» Task instructions
Each line of the data has to be written out again exactly as shown.

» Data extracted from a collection
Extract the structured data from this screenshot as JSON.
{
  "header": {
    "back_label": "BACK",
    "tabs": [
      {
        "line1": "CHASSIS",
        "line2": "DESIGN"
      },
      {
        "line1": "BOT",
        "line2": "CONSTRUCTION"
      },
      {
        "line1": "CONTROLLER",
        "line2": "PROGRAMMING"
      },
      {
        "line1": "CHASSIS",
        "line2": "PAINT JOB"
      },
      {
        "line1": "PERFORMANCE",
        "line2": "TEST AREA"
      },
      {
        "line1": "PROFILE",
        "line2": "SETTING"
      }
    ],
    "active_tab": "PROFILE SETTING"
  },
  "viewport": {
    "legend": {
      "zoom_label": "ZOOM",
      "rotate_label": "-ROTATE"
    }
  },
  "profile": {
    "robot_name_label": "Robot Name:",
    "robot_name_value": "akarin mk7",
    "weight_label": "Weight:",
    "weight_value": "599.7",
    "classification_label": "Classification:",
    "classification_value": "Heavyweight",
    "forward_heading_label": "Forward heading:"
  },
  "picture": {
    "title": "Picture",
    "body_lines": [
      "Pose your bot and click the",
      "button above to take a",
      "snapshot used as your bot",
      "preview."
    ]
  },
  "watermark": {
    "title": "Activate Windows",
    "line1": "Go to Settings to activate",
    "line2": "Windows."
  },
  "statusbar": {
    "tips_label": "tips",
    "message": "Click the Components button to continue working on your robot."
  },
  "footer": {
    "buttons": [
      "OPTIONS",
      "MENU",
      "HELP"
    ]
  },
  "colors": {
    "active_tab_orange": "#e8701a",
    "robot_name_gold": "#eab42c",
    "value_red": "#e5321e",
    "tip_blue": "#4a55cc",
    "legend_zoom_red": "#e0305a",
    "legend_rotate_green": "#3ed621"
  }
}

» Your response
Extract the structured data from this screenshot as JSON.
{
  "header": {
    "back_label": "BACK",
    "tabs": [
      {
        "line1": "CHASSIS",
        "line2": "DESIGN"
      },
      {
        "line1": "BOT",
        "line2": "CONSTRUCTION"
      },
      {
        "line1": "CONTROLLER",
        "line2": "PROGRAMMING"
      },
      {
        "line1": "CHASSIS",
        "line2": "PAINT JOB"
      },
      {
        "line1": "PERFORMANCE",
        "line2": "TEST AREA"
      },
      {
        "line1": "PROFILE",
        "line2": "SETTING"
      }
    ],
    "active_tab": "PROFILE SETTING"
  },
  "viewport": {
    "legend": {
      "zoom_label": "ZOOM",
      "rotate_label": "-ROTATE"
    }
  },
  "profile": {
    "robot_name_label": "Robot Name:",
    "robot_name_value": "akarin mk7",
    "weight_label": "Weight:",
    "weight_value": "599.7",
    "classification_label": "Classification:",
    "classification_value": "Heavyweight",
    "forward_heading_label": "Forward heading:"
  },
  "picture": {
    "title": "Picture",
    "body_lines": [
      "Pose your bot and click the",
      "button above to take a",
      "snapshot used as your bot",
      "preview."
    ]
  },
  "watermark": {
    "title": "Activate Windows",
    "line1": "Go to Settings to activate",
    "line2": "Windows."
  },
  "statusbar": {
    "tips_label": "tips",
    "message": "Click the Components button to continue working on your robot."
  },
  "footer": {
    "buttons": [
      "OPTIONS",
      "MENU",
      "HELP"
    ]
  },
  "colors": {
    "active_tab_orange": "#e8701a",
    "robot_name_gold": "#eab42c",
    "value_red": "#e5321e",
    "tip_blue": "#4a55cc",
    "legend_zoom_red": "#e0305a",
    "legend_rotate_green": "#3ed621"
  }
}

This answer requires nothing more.